[[ Supplied records, beginning ]]
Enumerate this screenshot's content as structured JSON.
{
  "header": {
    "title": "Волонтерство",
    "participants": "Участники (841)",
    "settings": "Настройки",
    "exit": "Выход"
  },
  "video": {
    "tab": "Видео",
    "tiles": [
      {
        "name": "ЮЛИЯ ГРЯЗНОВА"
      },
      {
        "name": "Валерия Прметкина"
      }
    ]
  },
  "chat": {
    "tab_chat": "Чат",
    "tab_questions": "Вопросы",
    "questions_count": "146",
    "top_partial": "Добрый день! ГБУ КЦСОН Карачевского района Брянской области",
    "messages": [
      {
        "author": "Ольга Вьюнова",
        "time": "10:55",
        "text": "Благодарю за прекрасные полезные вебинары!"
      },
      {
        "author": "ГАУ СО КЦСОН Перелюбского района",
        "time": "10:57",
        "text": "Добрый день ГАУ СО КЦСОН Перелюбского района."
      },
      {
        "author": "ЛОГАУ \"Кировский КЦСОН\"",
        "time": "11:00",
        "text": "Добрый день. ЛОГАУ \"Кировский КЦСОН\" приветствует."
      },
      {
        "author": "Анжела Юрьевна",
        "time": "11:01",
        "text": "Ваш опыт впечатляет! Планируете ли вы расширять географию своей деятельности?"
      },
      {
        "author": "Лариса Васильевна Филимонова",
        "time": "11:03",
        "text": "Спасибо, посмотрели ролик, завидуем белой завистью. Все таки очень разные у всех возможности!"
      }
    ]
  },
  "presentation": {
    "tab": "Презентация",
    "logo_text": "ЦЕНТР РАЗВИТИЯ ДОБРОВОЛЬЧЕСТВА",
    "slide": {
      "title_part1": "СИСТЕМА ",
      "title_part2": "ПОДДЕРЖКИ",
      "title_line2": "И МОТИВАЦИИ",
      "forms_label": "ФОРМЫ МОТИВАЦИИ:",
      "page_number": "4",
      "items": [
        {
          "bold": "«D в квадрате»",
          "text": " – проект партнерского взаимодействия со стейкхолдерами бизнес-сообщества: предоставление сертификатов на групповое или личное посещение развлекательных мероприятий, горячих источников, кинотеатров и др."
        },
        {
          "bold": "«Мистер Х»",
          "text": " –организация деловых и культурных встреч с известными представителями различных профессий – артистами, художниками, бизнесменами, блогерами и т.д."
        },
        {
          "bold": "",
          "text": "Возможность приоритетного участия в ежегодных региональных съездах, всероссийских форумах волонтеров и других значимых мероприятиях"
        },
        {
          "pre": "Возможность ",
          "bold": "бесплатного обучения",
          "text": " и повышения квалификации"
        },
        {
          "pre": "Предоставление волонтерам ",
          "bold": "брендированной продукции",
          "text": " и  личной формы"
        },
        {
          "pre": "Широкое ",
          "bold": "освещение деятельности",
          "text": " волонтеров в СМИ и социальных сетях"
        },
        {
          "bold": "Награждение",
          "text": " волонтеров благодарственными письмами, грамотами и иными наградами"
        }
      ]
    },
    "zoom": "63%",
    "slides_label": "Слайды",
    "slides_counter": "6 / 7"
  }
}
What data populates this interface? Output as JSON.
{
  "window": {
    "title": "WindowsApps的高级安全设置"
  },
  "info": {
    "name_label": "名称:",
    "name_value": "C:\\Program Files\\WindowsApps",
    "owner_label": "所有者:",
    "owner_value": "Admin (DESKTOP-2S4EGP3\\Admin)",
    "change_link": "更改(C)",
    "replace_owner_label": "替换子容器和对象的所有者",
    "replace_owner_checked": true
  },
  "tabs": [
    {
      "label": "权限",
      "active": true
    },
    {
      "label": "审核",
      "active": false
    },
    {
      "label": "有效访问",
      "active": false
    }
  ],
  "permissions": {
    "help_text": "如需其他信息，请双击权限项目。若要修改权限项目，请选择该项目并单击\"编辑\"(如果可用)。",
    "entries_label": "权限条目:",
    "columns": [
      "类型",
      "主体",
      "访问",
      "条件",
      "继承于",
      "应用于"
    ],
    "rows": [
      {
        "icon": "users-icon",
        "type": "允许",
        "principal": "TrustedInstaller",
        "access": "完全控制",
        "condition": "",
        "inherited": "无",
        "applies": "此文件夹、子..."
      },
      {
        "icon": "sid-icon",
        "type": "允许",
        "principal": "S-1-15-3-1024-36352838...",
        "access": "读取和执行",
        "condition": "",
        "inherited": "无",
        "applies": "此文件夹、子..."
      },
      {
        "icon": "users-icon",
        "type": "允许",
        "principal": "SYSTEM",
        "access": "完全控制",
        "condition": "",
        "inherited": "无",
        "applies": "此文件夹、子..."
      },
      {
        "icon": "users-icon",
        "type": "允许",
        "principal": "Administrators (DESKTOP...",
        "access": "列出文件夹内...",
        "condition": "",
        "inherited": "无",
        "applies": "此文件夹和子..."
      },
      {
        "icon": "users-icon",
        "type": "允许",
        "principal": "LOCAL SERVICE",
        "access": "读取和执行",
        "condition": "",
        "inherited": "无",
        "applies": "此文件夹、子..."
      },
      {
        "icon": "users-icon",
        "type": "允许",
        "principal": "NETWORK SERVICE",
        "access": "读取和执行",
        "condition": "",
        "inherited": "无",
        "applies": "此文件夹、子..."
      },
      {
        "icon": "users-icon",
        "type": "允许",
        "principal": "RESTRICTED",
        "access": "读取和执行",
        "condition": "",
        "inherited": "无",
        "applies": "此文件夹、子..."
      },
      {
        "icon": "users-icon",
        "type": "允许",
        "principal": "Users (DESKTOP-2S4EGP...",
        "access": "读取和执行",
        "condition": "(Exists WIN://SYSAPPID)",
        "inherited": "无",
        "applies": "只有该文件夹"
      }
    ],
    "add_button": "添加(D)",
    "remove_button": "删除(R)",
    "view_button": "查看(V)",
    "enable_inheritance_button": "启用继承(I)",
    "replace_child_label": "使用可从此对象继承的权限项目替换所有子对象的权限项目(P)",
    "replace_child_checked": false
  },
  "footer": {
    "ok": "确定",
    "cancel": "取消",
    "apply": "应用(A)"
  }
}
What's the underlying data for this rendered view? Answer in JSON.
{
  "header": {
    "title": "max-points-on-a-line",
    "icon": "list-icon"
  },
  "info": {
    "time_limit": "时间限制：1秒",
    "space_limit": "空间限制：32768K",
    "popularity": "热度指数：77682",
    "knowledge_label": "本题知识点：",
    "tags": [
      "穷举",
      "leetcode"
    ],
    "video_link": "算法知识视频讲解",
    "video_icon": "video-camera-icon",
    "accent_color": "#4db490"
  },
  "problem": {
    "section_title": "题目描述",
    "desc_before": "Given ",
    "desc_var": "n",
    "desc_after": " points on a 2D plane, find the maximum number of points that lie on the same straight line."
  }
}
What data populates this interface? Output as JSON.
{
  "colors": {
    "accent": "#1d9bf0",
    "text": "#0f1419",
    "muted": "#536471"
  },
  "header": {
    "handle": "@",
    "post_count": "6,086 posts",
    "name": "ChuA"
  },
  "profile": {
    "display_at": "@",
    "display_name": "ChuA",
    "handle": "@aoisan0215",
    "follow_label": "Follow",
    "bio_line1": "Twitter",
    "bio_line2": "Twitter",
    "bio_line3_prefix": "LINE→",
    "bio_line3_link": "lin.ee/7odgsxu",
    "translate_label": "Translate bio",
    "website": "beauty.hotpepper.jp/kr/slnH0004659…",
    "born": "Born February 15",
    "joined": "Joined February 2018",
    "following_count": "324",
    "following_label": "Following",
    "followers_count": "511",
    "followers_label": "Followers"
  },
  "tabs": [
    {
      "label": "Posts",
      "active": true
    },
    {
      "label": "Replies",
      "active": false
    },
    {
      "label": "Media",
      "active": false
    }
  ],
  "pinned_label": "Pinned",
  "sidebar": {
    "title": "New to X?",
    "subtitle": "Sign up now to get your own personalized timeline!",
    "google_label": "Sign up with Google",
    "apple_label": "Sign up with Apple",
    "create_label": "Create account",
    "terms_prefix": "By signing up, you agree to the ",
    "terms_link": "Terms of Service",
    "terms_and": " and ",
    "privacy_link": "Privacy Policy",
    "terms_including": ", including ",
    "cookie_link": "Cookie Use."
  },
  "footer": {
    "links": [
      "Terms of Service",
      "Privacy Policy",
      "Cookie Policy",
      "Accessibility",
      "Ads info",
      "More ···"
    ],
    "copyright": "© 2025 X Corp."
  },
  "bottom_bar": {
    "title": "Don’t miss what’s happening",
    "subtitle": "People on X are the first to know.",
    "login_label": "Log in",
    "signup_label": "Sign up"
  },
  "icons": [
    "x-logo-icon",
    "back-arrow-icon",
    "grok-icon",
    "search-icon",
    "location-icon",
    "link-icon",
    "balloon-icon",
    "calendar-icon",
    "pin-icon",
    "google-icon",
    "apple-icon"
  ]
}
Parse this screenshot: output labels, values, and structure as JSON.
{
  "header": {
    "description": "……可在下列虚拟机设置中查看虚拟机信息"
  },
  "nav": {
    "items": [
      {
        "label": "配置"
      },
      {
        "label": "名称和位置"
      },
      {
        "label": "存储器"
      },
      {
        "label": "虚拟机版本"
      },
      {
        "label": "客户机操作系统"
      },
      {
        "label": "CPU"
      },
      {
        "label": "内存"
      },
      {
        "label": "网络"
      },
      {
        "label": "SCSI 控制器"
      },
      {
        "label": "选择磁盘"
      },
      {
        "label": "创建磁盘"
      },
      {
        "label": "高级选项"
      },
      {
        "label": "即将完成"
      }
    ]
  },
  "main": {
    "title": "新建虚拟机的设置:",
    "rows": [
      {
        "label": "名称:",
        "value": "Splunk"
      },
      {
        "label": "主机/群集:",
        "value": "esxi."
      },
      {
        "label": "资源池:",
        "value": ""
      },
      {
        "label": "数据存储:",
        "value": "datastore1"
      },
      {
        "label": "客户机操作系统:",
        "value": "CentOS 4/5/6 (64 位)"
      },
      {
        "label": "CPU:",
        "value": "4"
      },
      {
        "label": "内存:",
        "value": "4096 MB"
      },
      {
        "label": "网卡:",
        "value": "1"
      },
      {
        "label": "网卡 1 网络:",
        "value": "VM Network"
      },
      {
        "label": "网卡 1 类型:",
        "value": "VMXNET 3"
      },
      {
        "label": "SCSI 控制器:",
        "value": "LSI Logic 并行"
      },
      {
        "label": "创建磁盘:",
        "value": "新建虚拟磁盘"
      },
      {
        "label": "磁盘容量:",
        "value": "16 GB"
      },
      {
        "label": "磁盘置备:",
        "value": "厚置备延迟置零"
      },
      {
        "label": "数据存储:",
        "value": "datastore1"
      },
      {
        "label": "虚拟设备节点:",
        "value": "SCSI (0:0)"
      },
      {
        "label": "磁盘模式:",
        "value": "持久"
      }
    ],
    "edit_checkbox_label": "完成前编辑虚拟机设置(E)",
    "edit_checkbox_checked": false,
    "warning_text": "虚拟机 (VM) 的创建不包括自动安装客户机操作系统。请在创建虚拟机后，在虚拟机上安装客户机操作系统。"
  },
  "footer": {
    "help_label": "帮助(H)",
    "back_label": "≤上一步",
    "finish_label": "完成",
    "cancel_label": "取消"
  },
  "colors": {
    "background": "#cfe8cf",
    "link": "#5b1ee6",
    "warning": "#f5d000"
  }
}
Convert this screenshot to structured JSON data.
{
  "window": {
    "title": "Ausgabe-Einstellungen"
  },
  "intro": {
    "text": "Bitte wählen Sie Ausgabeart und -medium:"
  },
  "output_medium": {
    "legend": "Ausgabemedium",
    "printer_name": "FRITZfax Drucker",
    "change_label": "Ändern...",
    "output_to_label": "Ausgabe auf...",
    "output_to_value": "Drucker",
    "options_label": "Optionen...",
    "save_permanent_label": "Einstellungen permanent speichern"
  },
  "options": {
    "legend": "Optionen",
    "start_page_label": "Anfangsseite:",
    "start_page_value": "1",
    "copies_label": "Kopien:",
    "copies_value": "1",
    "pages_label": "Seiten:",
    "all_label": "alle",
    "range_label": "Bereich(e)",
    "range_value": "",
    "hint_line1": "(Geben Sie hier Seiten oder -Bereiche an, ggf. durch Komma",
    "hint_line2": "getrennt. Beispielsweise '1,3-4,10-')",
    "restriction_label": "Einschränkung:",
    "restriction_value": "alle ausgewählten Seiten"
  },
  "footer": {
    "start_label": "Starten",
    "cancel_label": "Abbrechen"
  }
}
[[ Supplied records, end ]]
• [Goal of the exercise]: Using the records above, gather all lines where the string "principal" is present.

• [Answer space]:
        "principal": "TrustedInstaller",
        "principal": "S-1-15-3-1024-36352838...",
        "principal": "SYSTEM",
        "principal": "Administrators (DESKTOP...",
        "principal": "LOCAL SERVICE",
        "principal": "NETWORK SERVICE",
        "principal": "RESTRICTED",
        "principal": "Users (DESKTOP-2S4EGP...",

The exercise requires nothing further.